#### Source records
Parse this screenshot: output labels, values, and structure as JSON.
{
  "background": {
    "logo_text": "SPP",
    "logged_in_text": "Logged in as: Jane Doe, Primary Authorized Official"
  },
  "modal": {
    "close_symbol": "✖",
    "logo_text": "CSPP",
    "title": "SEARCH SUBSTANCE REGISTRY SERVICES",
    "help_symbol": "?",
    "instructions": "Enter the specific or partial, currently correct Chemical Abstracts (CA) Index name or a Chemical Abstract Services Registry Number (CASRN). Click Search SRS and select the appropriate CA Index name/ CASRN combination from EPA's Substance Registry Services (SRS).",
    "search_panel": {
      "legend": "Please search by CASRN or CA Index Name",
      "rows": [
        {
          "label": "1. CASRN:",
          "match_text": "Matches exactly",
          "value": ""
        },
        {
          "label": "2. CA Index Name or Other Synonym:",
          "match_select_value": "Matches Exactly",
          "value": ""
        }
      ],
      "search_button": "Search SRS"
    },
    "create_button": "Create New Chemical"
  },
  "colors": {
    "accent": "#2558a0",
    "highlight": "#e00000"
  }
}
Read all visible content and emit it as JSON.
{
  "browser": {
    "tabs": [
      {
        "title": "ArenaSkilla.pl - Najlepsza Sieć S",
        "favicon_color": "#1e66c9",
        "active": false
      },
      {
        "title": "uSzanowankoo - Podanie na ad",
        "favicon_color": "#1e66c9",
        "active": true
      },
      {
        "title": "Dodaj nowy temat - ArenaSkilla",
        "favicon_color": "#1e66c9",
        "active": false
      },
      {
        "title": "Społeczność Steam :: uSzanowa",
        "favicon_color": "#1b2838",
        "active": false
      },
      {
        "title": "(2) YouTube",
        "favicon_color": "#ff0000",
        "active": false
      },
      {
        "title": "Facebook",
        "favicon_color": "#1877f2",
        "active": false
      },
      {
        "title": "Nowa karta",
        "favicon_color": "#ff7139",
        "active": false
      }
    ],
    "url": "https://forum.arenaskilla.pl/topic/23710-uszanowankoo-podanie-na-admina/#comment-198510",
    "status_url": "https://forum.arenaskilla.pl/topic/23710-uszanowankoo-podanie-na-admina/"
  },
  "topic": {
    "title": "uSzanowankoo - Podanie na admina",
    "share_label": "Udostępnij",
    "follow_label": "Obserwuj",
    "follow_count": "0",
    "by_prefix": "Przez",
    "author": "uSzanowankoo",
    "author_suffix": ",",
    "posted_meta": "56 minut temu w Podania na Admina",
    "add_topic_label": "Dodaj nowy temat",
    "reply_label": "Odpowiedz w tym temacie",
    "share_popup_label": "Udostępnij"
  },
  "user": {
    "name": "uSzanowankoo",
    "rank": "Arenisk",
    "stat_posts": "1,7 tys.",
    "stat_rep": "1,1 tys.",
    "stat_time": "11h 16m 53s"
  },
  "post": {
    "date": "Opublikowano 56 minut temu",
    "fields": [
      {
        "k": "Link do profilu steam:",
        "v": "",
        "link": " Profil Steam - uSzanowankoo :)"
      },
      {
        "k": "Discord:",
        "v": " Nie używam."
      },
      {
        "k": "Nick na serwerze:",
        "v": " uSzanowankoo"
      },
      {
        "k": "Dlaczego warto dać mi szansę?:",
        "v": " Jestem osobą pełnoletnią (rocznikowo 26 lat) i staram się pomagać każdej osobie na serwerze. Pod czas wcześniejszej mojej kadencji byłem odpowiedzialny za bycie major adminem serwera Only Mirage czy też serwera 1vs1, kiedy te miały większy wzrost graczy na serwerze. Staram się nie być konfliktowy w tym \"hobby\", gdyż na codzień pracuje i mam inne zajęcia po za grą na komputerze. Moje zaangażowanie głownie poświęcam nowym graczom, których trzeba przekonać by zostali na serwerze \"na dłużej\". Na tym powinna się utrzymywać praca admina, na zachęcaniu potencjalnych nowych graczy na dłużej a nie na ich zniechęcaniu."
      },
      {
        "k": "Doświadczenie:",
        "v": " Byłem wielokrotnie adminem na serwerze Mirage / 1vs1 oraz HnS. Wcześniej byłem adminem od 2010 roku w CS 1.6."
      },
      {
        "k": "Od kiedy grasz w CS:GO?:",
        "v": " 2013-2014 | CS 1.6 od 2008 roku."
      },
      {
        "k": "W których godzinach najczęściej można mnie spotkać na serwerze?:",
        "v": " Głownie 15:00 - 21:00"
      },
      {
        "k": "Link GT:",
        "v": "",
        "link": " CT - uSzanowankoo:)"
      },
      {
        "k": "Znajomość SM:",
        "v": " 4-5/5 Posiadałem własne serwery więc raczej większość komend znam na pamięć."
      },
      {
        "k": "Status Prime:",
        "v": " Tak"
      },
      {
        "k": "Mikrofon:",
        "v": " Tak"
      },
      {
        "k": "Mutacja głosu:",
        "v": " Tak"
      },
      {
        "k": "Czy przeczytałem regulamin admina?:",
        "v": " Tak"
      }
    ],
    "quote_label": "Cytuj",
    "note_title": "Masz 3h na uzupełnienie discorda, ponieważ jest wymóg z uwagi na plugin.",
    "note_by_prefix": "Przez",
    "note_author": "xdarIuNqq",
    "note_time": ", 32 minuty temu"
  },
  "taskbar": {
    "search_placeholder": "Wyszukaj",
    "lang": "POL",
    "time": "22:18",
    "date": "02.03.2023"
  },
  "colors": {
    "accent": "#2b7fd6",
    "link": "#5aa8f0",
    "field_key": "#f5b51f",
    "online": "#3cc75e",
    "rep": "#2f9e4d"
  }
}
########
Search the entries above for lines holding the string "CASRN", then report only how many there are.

3